(Task) Each entry has to be copied exactly, with nothing missed.
━━━━
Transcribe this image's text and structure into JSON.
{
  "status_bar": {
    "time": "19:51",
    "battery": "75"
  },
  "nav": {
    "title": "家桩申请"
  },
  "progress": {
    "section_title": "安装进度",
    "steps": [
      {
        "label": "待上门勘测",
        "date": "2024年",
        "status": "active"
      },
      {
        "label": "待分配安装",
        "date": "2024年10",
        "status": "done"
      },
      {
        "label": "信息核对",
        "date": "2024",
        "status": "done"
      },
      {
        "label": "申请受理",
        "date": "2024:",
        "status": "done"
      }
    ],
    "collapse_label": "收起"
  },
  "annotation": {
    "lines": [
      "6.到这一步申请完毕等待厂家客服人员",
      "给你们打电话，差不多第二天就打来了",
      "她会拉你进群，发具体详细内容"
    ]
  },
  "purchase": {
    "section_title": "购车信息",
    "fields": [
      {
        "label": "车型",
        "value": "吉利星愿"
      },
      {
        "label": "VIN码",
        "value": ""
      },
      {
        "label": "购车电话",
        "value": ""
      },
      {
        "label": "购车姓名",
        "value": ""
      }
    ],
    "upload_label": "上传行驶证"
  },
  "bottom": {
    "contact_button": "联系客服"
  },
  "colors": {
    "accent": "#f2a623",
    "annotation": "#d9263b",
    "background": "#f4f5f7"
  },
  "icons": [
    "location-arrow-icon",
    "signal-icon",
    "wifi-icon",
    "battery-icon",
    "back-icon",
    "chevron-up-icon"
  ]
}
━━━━
(Written response)
Transcribe this image's text and structure into JSON.
{
  "status_bar": {
    "time": "19:51",
    "battery": "75"
  },
  "nav": {
    "title": "家桩申请"
  },
  "progress": {
    "section_title": "安装进度",
    "steps": [
      {
        "label": "待上门勘测",
        "date": "2024年",
        "status": "active"
      },
      {
        "label": "待分配安装",
        "date": "2024年10",
        "status": "done"
      },
      {
        "label": "信息核对",
        "date": "2024",
        "status": "done"
      },
      {
        "label": "申请受理",
        "date": "2024:",
        "status": "done"
      }
    ],
    "collapse_label": "收起"
  },
  "annotation": {
    "lines": [
      "6.到这一步申请完毕等待厂家客服人员",
      "给你们打电话，差不多第二天就打来了",
      "她会拉你进群，发具体详细内容"
    ]
  },
  "purchase": {
    "section_title": "购车信息",
    "fields": [
      {
        "label": "车型",
        "value": "吉利星愿"
      },
      {
        "label": "VIN码",
        "value": ""
      },
      {
        "label": "购车电话",
        "value": ""
      },
      {
        "label": "购车姓名",
        "value": ""
      }
    ],
    "upload_label": "上传行驶证"
  },
  "bottom": {
    "contact_button": "联系客服"
  },
  "colors": {
    "accent": "#f2a623",
    "annotation": "#d9263b",
    "background": "#f4f5f7"
  },
  "icons": [
    "location-arrow-icon",
    "signal-icon",
    "wifi-icon",
    "battery-icon",
    "back-icon",
    "chevron-up-icon"
  ]
}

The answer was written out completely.